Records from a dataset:
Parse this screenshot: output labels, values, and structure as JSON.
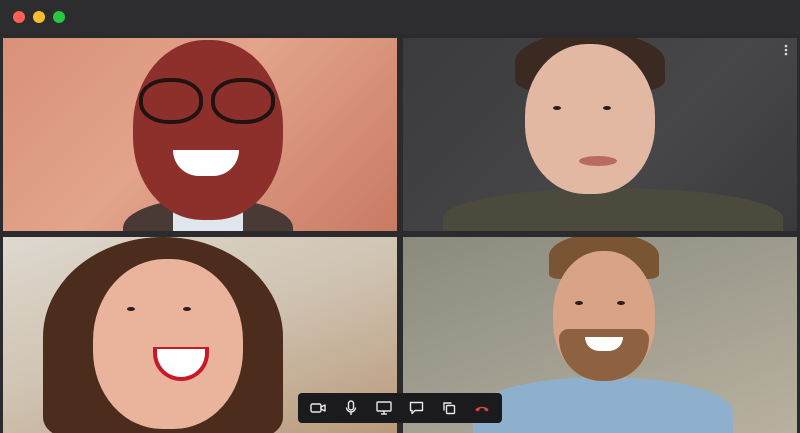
{
  "window": {
    "controls": [
      "close",
      "minimize",
      "maximize"
    ]
  },
  "participants": [
    {
      "tile": "top-left"
    },
    {
      "tile": "top-right",
      "menu_icon": "more-vertical-icon"
    },
    {
      "tile": "bottom-left"
    },
    {
      "tile": "bottom-right"
    }
  ],
  "toolbar": {
    "buttons": [
      {
        "icon": "video-camera-icon"
      },
      {
        "icon": "microphone-icon"
      },
      {
        "icon": "screen-share-icon"
      },
      {
        "icon": "chat-icon"
      },
      {
        "icon": "copy-icon"
      },
      {
        "icon": "end-call-icon",
        "color": "#e5453c"
      }
    ]
  },
  "colors": {
    "titlebar": "#2d2d30",
    "toolbar": "#1b1b1d",
    "end_call": "#e5453c",
    "close_dot": "#fe5f57",
    "minimize_dot": "#febc2e",
    "maximize_dot": "#28c840"
  }
}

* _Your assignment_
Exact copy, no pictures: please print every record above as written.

* _Completed task_
Parse this screenshot: output labels, values, and structure as JSON.
{
  "window": {
    "controls": [
      "close",
      "minimize",
      "maximize"
    ]
  },
  "participants": [
    {
      "tile": "top-left"
    },
    {
      "tile": "top-right",
      "menu_icon": "more-vertical-icon"
    },
    {
      "tile": "bottom-left"
    },
    {
      "tile": "bottom-right"
    }
  ],
  "toolbar": {
    "buttons": [
      {
        "icon": "video-camera-icon"
      },
      {
        "icon": "microphone-icon"
      },
      {
        "icon": "screen-share-icon"
      },
      {
        "icon": "chat-icon"
      },
      {
        "icon": "copy-icon"
      },
      {
        "icon": "end-call-icon",
        "color": "#e5453c"
      }
    ]
  },
  "colors": {
    "titlebar": "#2d2d30",
    "toolbar": "#1b1b1d",
    "end_call": "#e5453c",
    "close_dot": "#fe5f57",
    "minimize_dot": "#febc2e",
    "maximize_dot": "#28c840"
  }
}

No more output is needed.